▶ [ABOUT THIS EXERCISE]:
Write out each line from the data below that includes the word "number".

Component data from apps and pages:
┌──
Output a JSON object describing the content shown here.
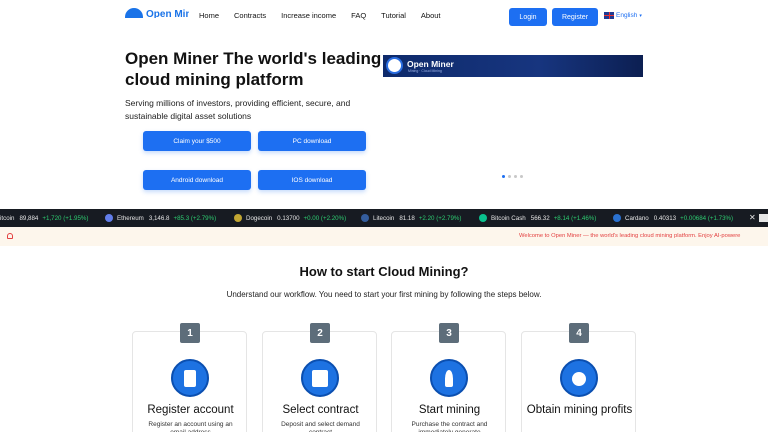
{
  "header": {
    "logo_text": "Open Miner",
    "nav": [
      "Home",
      "Contracts",
      "Increase income",
      "FAQ",
      "Tutorial",
      "About"
    ],
    "login_label": "Login",
    "register_label": "Register",
    "language": "English"
  },
  "hero": {
    "title": "Open Miner The world's leading cloud mining platform",
    "subtitle": "Serving millions of investors, providing efficient, secure, and sustainable digital asset solutions",
    "buttons": {
      "claim": "Claim your $500",
      "pc": "PC download",
      "android": "Android download",
      "ios": "IOS download"
    },
    "banner": {
      "title": "Open Miner",
      "tagline": "Mining · Cloud Mining"
    },
    "carousel": {
      "total": 4,
      "active": 1
    }
  },
  "ticker": {
    "items": [
      {
        "name": "itcoin",
        "price": "89,884",
        "change": "+1,720 (+1.95%)",
        "icon_color": "#f7931a"
      },
      {
        "name": "Ethereum",
        "price": "3,146.8",
        "change": "+85.3 (+2.79%)",
        "icon_color": "#627eea"
      },
      {
        "name": "Dogecoin",
        "price": "0.13700",
        "change": "+0.00 (+2.20%)",
        "icon_color": "#c2a633"
      },
      {
        "name": "Litecoin",
        "price": "81.18",
        "change": "+2.20 (+2.79%)",
        "icon_color": "#345d9d"
      },
      {
        "name": "Bitcoin Cash",
        "price": "566.32",
        "change": "+8.14 (+1.46%)",
        "icon_color": "#0ac18e"
      },
      {
        "name": "Cardano",
        "price": "0.40313",
        "change": "+0.00684 (+1.73%)",
        "icon_color": "#2a71d0"
      }
    ],
    "close_label": "✕",
    "positive_color": "#2ecc71"
  },
  "notice": {
    "text": "Welcome to Open Miner — the world's leading cloud mining platform. Enjoy AI-powere"
  },
  "how_to": {
    "title": "How to start Cloud Mining?",
    "subtitle": "Understand our workflow. You need to start your first mining by following the steps below.",
    "steps": [
      {
        "number": "1",
        "title": "Register account",
        "desc": "Register an account using an email address",
        "icon": "id-card-icon"
      },
      {
        "number": "2",
        "title": "Select contract",
        "desc": "Deposit and select demand contract",
        "icon": "contract-icon"
      },
      {
        "number": "3",
        "title": "Start mining",
        "desc": "Purchase the contract and immediately generate",
        "icon": "miner-icon"
      },
      {
        "number": "4",
        "title": "Obtain mining profits",
        "desc": "",
        "icon": "bitcoin-profit-icon"
      }
    ]
  }
}
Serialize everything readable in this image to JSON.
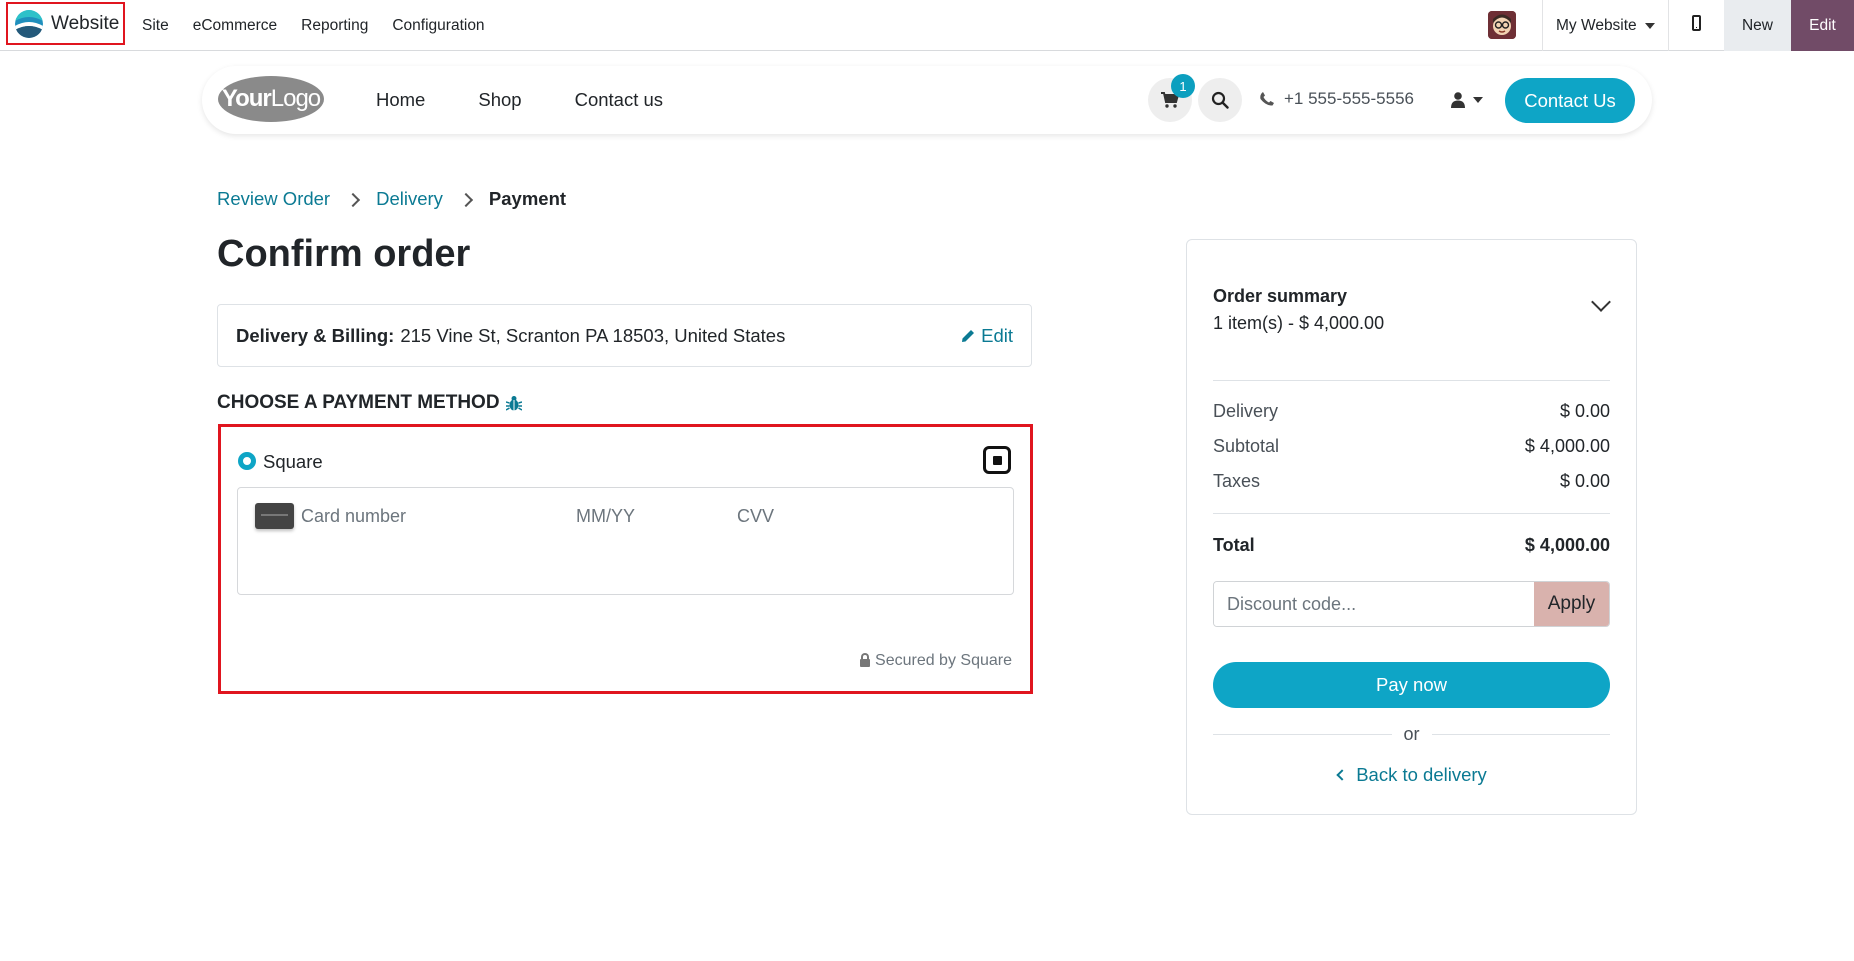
{
  "topbar": {
    "app_name": "Website",
    "menu": [
      "Site",
      "eCommerce",
      "Reporting",
      "Configuration"
    ],
    "website_selector": "My Website",
    "new_label": "New",
    "edit_label": "Edit"
  },
  "header": {
    "logo": {
      "bold": "Your",
      "rest": "Logo"
    },
    "nav": [
      "Home",
      "Shop",
      "Contact us"
    ],
    "cart_count": "1",
    "phone": "+1 555-555-5556",
    "contact_button": "Contact Us"
  },
  "breadcrumb": {
    "step1": "Review Order",
    "step2": "Delivery",
    "current": "Payment"
  },
  "page_title": "Confirm order",
  "address": {
    "label": "Delivery & Billing:",
    "value": "215 Vine St, Scranton PA 18503, United States",
    "edit": "Edit"
  },
  "payment": {
    "section_title": "CHOOSE A PAYMENT METHOD",
    "method": "Square",
    "card_number_placeholder": "Card number",
    "expiry_placeholder": "MM/YY",
    "cvv_placeholder": "CVV",
    "secured_text": "Secured by Square"
  },
  "summary": {
    "title": "Order summary",
    "items": "1 item(s) -  $ 4,000.00",
    "delivery_label": "Delivery",
    "delivery_value": "$ 0.00",
    "subtotal_label": "Subtotal",
    "subtotal_value": "$ 4,000.00",
    "taxes_label": "Taxes",
    "taxes_value": "$ 0.00",
    "total_label": "Total",
    "total_value": "$ 4,000.00",
    "discount_placeholder": "Discount code...",
    "apply": "Apply",
    "pay_now": "Pay now",
    "or": "or",
    "back": "Back to delivery"
  },
  "colors": {
    "accent": "#0ea5c6",
    "link": "#0b7a93",
    "edit_purple": "#714b67",
    "highlight_red": "#e0151f",
    "apply_bg": "#d9b2ad"
  }
}
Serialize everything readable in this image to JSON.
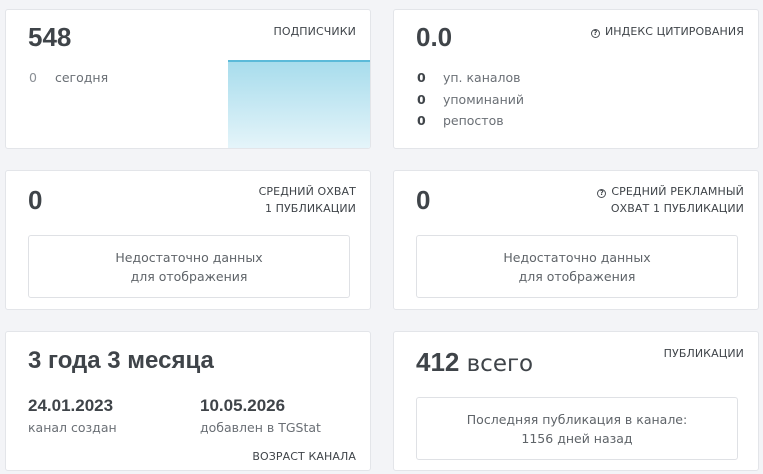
{
  "subscribers": {
    "value": "548",
    "label": "ПОДПИСЧИКИ",
    "today_count": "0",
    "today_label": "сегодня"
  },
  "citation": {
    "value": "0.0",
    "label": "ИНДЕКС ЦИТИРОВАНИЯ",
    "rows": [
      {
        "count": "0",
        "label": "уп. каналов"
      },
      {
        "count": "0",
        "label": "упоминаний"
      },
      {
        "count": "0",
        "label": "репостов"
      }
    ]
  },
  "avg_reach": {
    "value": "0",
    "label_line1": "СРЕДНИЙ ОХВАТ",
    "label_line2": "1 ПУБЛИКАЦИИ",
    "nodata_line1": "Недостаточно данных",
    "nodata_line2": "для отображения"
  },
  "avg_ad_reach": {
    "value": "0",
    "label_line1": "СРЕДНИЙ РЕКЛАМНЫЙ",
    "label_line2": "ОХВАТ 1 ПУБЛИКАЦИИ",
    "nodata_line1": "Недостаточно данных",
    "nodata_line2": "для отображения"
  },
  "channel_age": {
    "value": "3 года 3 месяца",
    "created_date": "24.01.2023",
    "created_label": "канал создан",
    "added_date": "10.05.2026",
    "added_label": "добавлен в TGStat",
    "label": "ВОЗРАСТ КАНАЛА"
  },
  "publications": {
    "value": "412",
    "suffix": "всего",
    "label": "ПУБЛИКАЦИИ",
    "last_line1": "Последняя публикация в канале:",
    "last_line2": "1156 дней назад"
  },
  "colors": {
    "accent": "#5bbad9"
  }
}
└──
▶ [EXERCISE RESULT]:
        "number": "1",
        "number": "2",
        "number": "3",
        "number": "4",
    "card_number_placeholder": "Card number",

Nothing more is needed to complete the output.